(Source information begins)

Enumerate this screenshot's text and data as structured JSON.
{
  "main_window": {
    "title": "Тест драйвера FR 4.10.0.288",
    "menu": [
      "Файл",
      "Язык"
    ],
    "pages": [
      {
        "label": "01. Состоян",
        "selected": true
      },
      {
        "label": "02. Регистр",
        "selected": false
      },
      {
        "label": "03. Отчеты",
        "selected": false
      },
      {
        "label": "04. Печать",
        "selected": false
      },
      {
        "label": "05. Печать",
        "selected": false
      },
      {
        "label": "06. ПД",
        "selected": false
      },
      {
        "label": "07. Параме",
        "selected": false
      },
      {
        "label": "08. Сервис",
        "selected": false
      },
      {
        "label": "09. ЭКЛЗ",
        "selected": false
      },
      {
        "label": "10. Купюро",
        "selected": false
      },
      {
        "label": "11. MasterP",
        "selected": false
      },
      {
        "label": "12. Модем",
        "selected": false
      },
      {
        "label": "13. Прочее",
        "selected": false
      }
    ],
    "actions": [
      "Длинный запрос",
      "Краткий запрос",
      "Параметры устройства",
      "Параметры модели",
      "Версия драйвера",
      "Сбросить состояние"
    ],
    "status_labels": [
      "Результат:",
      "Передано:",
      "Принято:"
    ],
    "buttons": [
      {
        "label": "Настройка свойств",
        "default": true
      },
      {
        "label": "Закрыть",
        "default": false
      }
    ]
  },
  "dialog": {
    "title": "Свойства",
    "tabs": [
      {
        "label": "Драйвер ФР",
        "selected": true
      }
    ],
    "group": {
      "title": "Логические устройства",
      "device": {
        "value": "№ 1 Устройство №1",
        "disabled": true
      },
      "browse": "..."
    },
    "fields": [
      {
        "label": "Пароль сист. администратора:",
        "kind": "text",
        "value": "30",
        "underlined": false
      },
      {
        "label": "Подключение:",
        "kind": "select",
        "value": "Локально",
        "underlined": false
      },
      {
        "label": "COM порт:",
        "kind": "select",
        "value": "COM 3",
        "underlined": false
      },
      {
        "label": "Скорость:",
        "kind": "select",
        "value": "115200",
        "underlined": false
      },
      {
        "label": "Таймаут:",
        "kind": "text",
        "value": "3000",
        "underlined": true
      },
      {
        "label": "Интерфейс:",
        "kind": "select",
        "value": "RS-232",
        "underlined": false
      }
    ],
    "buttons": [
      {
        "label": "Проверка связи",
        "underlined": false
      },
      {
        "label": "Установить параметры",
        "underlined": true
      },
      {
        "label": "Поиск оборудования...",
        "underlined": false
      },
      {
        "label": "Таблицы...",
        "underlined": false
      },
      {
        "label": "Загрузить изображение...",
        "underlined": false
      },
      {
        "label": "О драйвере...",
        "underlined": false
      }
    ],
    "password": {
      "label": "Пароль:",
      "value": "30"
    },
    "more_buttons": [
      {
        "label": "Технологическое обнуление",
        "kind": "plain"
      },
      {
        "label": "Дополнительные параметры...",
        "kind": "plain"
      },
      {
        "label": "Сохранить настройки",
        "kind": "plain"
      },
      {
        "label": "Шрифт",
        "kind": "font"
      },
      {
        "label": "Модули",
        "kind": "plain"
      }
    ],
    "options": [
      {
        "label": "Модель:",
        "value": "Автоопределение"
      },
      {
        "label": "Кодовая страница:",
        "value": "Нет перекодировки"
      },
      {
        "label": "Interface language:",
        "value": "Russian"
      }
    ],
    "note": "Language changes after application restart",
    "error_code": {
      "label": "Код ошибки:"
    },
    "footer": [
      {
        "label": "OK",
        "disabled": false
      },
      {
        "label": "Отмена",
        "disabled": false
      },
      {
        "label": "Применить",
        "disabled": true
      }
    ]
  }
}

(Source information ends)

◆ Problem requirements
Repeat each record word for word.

◆ Answer to the exercise
Enumerate this screenshot's text and data as structured JSON.
{
  "main_window": {
    "title": "Тест драйвера FR 4.10.0.288",
    "menu": [
      "Файл",
      "Язык"
    ],
    "pages": [
      {
        "label": "01. Состоян",
        "selected": true
      },
      {
        "label": "02. Регистр",
        "selected": false
      },
      {
        "label": "03. Отчеты",
        "selected": false
      },
      {
        "label": "04. Печать",
        "selected": false
      },
      {
        "label": "05. Печать",
        "selected": false
      },
      {
        "label": "06. ПД",
        "selected": false
      },
      {
        "label": "07. Параме",
        "selected": false
      },
      {
        "label": "08. Сервис",
        "selected": false
      },
      {
        "label": "09. ЭКЛЗ",
        "selected": false
      },
      {
        "label": "10. Купюро",
        "selected": false
      },
      {
        "label": "11. MasterP",
        "selected": false
      },
      {
        "label": "12. Модем",
        "selected": false
      },
      {
        "label": "13. Прочее",
        "selected": false
      }
    ],
    "actions": [
      "Длинный запрос",
      "Краткий запрос",
      "Параметры устройства",
      "Параметры модели",
      "Версия драйвера",
      "Сбросить состояние"
    ],
    "status_labels": [
      "Результат:",
      "Передано:",
      "Принято:"
    ],
    "buttons": [
      {
        "label": "Настройка свойств",
        "default": true
      },
      {
        "label": "Закрыть",
        "default": false
      }
    ]
  },
  "dialog": {
    "title": "Свойства",
    "tabs": [
      {
        "label": "Драйвер ФР",
        "selected": true
      }
    ],
    "group": {
      "title": "Логические устройства",
      "device": {
        "value": "№ 1 Устройство №1",
        "disabled": true
      },
      "browse": "..."
    },
    "fields": [
      {
        "label": "Пароль сист. администратора:",
        "kind": "text",
        "value": "30",
        "underlined": false
      },
      {
        "label": "Подключение:",
        "kind": "select",
        "value": "Локально",
        "underlined": false
      },
      {
        "label": "COM порт:",
        "kind": "select",
        "value": "COM 3",
        "underlined": false
      },
      {
        "label": "Скорость:",
        "kind": "select",
        "value": "115200",
        "underlined": false
      },
      {
        "label": "Таймаут:",
        "kind": "text",
        "value": "3000",
        "underlined": true
      },
      {
        "label": "Интерфейс:",
        "kind": "select",
        "value": "RS-232",
        "underlined": false
      }
    ],
    "buttons": [
      {
        "label": "Проверка связи",
        "underlined": false
      },
      {
        "label": "Установить параметры",
        "underlined": true
      },
      {
        "label": "Поиск оборудования...",
        "underlined": false
      },
      {
        "label": "Таблицы...",
        "underlined": false
      },
      {
        "label": "Загрузить изображение...",
        "underlined": false
      },
      {
        "label": "О драйвере...",
        "underlined": false
      }
    ],
    "password": {
      "label": "Пароль:",
      "value": "30"
    },
    "more_buttons": [
      {
        "label": "Технологическое обнуление",
        "kind": "plain"
      },
      {
        "label": "Дополнительные параметры...",
        "kind": "plain"
      },
      {
        "label": "Сохранить настройки",
        "kind": "plain"
      },
      {
        "label": "Шрифт",
        "kind": "font"
      },
      {
        "label": "Модули",
        "kind": "plain"
      }
    ],
    "options": [
      {
        "label": "Модель:",
        "value": "Автоопределение"
      },
      {
        "label": "Кодовая страница:",
        "value": "Нет перекодировки"
      },
      {
        "label": "Interface language:",
        "value": "Russian"
      }
    ],
    "note": "Language changes after application restart",
    "error_code": {
      "label": "Код ошибки:"
    },
    "footer": [
      {
        "label": "OK",
        "disabled": false
      },
      {
        "label": "Отмена",
        "disabled": false
      },
      {
        "label": "Применить",
        "disabled": true
      }
    ]
  }
}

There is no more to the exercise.